B. Large levels of water causes photosynthesis to stop.
C. Humidity increases - less leaves falling. Vice versa.
D. The more humid it is the more color the leaves have.

5a. How do you think sun rise and sun set affect the time of year the leaves fall.

A. The amount of sunlight for the chlorophyll.
B. Less sunlight during the winter season causes less photosynthesis to occur.
C. Not sure how, but the shorter days are in the fall when the leaves fall not in the spring, thus it definately must play a part.
D. What does that have to do with it? Less humidity in the winter?

5b. Why don’t the leaves change color and fall in the spring?

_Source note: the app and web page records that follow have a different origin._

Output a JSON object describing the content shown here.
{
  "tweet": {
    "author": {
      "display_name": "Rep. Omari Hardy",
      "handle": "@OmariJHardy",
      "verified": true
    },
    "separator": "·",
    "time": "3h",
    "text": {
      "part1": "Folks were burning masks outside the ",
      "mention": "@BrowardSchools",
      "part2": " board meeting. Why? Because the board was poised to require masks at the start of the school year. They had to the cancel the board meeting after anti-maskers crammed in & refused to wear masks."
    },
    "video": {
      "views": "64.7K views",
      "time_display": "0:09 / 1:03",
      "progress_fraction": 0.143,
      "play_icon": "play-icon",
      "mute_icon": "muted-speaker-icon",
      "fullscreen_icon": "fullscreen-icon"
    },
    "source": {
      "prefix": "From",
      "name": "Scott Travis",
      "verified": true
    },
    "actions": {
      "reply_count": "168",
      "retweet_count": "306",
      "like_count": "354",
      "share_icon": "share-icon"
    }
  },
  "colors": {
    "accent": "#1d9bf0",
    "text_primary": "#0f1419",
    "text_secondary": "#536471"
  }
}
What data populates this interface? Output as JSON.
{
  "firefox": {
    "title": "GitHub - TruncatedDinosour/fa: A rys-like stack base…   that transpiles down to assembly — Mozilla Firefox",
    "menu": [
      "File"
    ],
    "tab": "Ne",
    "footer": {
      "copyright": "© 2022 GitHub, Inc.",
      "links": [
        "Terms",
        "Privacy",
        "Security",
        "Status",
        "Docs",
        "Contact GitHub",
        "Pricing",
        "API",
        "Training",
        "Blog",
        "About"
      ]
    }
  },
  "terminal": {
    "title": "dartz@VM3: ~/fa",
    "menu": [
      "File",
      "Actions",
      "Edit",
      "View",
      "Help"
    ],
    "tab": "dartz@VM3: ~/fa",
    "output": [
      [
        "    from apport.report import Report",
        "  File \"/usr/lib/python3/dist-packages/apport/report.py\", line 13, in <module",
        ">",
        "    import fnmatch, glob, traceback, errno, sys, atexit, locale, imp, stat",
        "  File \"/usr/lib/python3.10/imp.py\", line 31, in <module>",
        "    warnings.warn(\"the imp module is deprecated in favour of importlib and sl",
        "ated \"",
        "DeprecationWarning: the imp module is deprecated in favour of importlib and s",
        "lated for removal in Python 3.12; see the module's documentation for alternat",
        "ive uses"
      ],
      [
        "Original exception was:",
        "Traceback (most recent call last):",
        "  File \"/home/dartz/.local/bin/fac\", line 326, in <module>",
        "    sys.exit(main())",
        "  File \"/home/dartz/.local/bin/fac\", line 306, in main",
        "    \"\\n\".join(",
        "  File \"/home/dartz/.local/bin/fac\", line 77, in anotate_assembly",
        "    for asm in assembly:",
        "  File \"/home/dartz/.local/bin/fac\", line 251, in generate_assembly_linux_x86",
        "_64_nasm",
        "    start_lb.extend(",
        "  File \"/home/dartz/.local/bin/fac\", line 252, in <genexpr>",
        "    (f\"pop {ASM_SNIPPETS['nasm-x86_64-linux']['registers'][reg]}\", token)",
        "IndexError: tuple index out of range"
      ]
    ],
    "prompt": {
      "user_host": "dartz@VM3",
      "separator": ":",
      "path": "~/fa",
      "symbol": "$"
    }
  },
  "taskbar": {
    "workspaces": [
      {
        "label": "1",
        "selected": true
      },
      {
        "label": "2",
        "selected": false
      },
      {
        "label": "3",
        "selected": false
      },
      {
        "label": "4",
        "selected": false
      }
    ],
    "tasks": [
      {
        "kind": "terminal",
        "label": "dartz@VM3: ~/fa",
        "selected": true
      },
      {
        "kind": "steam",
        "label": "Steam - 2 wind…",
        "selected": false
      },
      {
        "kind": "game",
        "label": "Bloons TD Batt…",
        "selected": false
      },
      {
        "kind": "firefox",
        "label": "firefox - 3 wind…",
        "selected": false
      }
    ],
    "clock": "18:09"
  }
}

A. It gets warmer so that they grow in.
B. In the spring there is an decrease level of water/sunlight promoting photosynthesis.
C. Temperature, daylight.
D. Because its warming up in the spring, not cooling down. And cold produces leaf fall.

Reading Information:
These excerpts are ones that we found on the Internet. They give us, in some detail, an explanation to why leaves change color and fall during the autumn season. These excerpts may also be taken into consideration when comparing and contrasting our data.
From the web site: http://www.scifun.chem.wisc.edu/chemweek/fallcolor/fallcolr.html

Plants make their own food in the summer. They use water, a gas from the air called carbon dioxide, and sunlight. They get help from something called chlorophyll. The chlorophyll gives leaves their green color
Winter days are short and dry. Plants stop making food. In some leaves, the chlorophyll goes away in the fall. Then we see orange and yellow colors. These colors were there all summer, but the green covered them up.
Some leaves turn red. This color is made only in the fall, from food trapped in the leaves. Brown colors are also made in the fall. They come from wastes left in the leaves.

From the web site:

wysiwyg://4/http://www.geocities.com/CllegePark/Union/4491/fall.html

As the fall season marches on, the days become shorter. The decrease in sunlight intensity, shorter hours, and cooler temperatures reduce the growth and food-making processes that normally flourish during the spring and summer seasons.
Plants rely on sunlight for energy and nutrients. Each leaf contains chlorophyll, which absorbs sunlight energy to make sugar and carbohydrates (food for the plant) with CO2 and water through a process called photosynthesis.
A couple of weeks before the leaves change color, a hardened cell layer forms at the base of the leaf due to the decreased photosynthesis. This layer blocks nutrients and moisture flow to the leaf, inhibiting further production of chlorophyll.
The chlorophyll begins to break down as the tree absorbs the nutrients into the trunk and eventually, the roots. As this occurs, green color starts to diminish since chlorophyll reflects green wavelengths. The yellow, red and orange pigments existed in the leaf since spring but were not visible until this point because of the large amounts of chlorophyll.

Photosynthesis

light
xCO2 + yH2O à xO2 + C(H2O)y
chlorophyll

Works Cited

Sargent, Charles Sprangue. Manual of trees of North America. Dover Publications, inc.. New York: 1965.

Feinlnger, Andreas. Trees. The Viking Press. New York: 1968.

Bell, C. Ritchie. Lindsey, Anne H.. Fall Color. Laural Hill Press. Chapel Hill,North Carolina: 1990.

Next Article
Previous Article
Return to the Topic Menu


Here is a list of responses that have been posted to this Study...

Important: Press the Browser Reload button to view the latest contribution.

Respond to this Submission!

IMPORTANT: For each Response, make sure the title of the response is different than previous titles shown above!

Response Title:
Author(s):

E-Mail:
Optional: For Further Info on this Topic, Check out this WWW Site:
Response Text:



Article complete. Click HERE to return to the Natural Systems Menu.